– Income is higher per capita than in previous downturns
– More people have completed college; people with degrees give more
– More households support secular causes than in the past
The report notes that foundation grant-making may take longer than individual giving to return to pre-recession levels. But thanks to the recent creation of new foundations and the trend of the very wealthy to endow foundations through estate planning, foundation giving could increase more quickly than it did after the 1973-75 recession.
Giving USA researchers also cited a study released this year by Barclay’s Bank, which said that wealthy donors view philanthropy as a vital part of who they are and intend to keep giving at significant levels. In fact, 77 percent of these high-net-worth individuals said they would not decrease their level of giving.
Even though it may take two to three years for giving to return to the record levels of 2007, remember that in any year, no matter what the economy, some nonprofits see a rise in giving.
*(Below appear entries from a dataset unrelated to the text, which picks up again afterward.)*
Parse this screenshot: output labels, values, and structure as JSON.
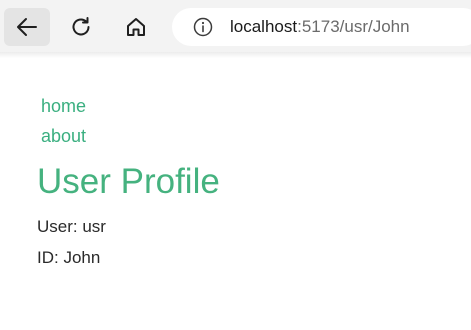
{
  "browser": {
    "url_host": "localhost",
    "url_rest": ":5173/usr/John",
    "icons": {
      "back": "arrow-left-icon",
      "reload": "reload-icon",
      "home": "home-icon",
      "info": "info-icon"
    }
  },
  "nav": {
    "home_label": "home",
    "about_label": "about"
  },
  "page": {
    "title": "User Profile",
    "user_line": "User: usr",
    "id_line": "ID: John"
  },
  "colors": {
    "accent": "#42b883",
    "link": "#3aaf80",
    "text": "#2a2a2a",
    "toolbar_bg": "#f3f3f3"
  }
}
As a member of the Giving Institute, founding organization of Giving USA Foundation, we offer the following counsel:
– Look at your fundraising activities and shift dollars from those with a low return to those with a higher return.
– Lay the groundwork for a planned giving program and start having conversations with long-time donors.
– Start or continue to communicate your organization’s story to raise your awareness.
– If you typically rely on events or direct mail to raise money, consider exploring a major-gifts program.
– Stay in touch with your most reliable donors and thank them for their continued support.